October 3, 2008
Earlier this week Serbian President Boris Tadic stated, that he would not rule out partitioning Kosovo if all other options on Kosovo’s final status have been exhausted. “Intellectuals in Serbia and the international public are debating the issue of a partition and this is one of the options that have been emphasized all these years in searching for a solution to Kosovo’s future status. I can only think about this when all other possibilities have been exhausted” Tadic told a news conference. (B92, 1/10/2008)
Although Tadic did not specify where the line of partition would run, it is most likely to include the municipalities of Zvecan, Leposavic and Zubin Potok as well as the northern half of the flashpoint town of Mitrovica. This area in northern Kosovo is overwhelming ethnic Serb and Pristina’s influence holds little weight here.
However just half of the 100,000 Serbs living in Kosovo actually live in northern areas while the rest are in isolated enclaves that dot the former province. One should also remember that about 100,000 – 206,000 internally displaced persons (IDPs) from Kosovo is living in Serbia.
Kosovo Serbs pro and against
Senior Kosovo Serb politicians claimed President Boris Tadic’s declaration had sent a negative message to Serbs living in the enclaves that are spread out across Kosovo.
Meanwhile the Vice president of the Serb National Council, moderate politician Rada Trajkovic claimed the partition of Kosovo would complete the ethnic cleansing of Serbs from Kosovo. (BIRN/Balkan Insight Daily 2/10/2008)
On the other hand a deputy for KiM in Serbia Parliament Stojanka Petkovic believes that partition could be a solution. ‘The project of multiethnic Kosovo has failed since it turned out that the Serbs and Albanians cannot live together’, Petkovic says. (Blic 3/10/2008)
Partition as pragmatic solution
Personally I came early 2001 to same conclusion than Ms. Petkovic above and since then considered partition as best possible outcome on the ground.
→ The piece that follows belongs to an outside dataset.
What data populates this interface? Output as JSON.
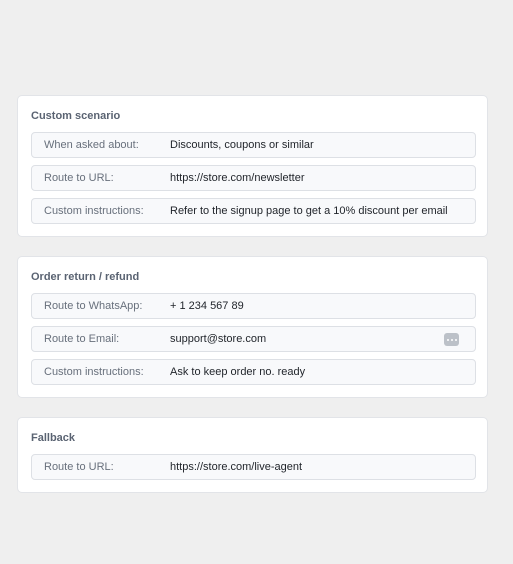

I justify my point e.g. with following arguments:
- If negotiated and accepted by Belgrade and Pristina partition deal is according international law, not against it like forced, imposed solutions
- The deal can serve as positive precedent for similar cases in international politics
- Both parties can focus their energy to improve economy and living conditions of their citizens without never-ending dispute over Kosovo status
- North can be integrated directly to Serbia without need to make creative solutions for parallel structures; South can concentrate its development needs without endless dispute about authority in North
- EU and US can focus their actions in Kosovo to capacity building and economical development instead of using huge military/police presence to keep there some order
One big topic of course is the question about enclave Serbs and historical heritage. While agreeing about partition one tacit condition for Kosovo republic should be implementation of self-governance and cultural heritage clauses of Ahtisaari plan.
EU should also implement/finance a sufficient housing program in Serbia to solve its refugee/IDP question. Enclave Serbs could through this housing program find a good alternative to enclave live. The Balkan history is full of examples about more or less voluntary migration of peoples/nations around the region, a housing program could this time make it moderate or at least tolerable.
I know that my point of view is not according some top level ideals about modern multi-ethnic societies and it can violate some persons’ human rights e.g. freedom to choose fixed abode. However partition can be a practical, pragmatic and realistic solution to end a frozen conflict. It can be sustainable base from where both parties can focus to improve their daily live. Who knows maybe after some peaceful period borders start melt down, interaction between individuals from different ethnic groups’ spreads and multi-ethnic region is ordinary routine.
More about Balkan politics in my BalkanBlogAri Rusila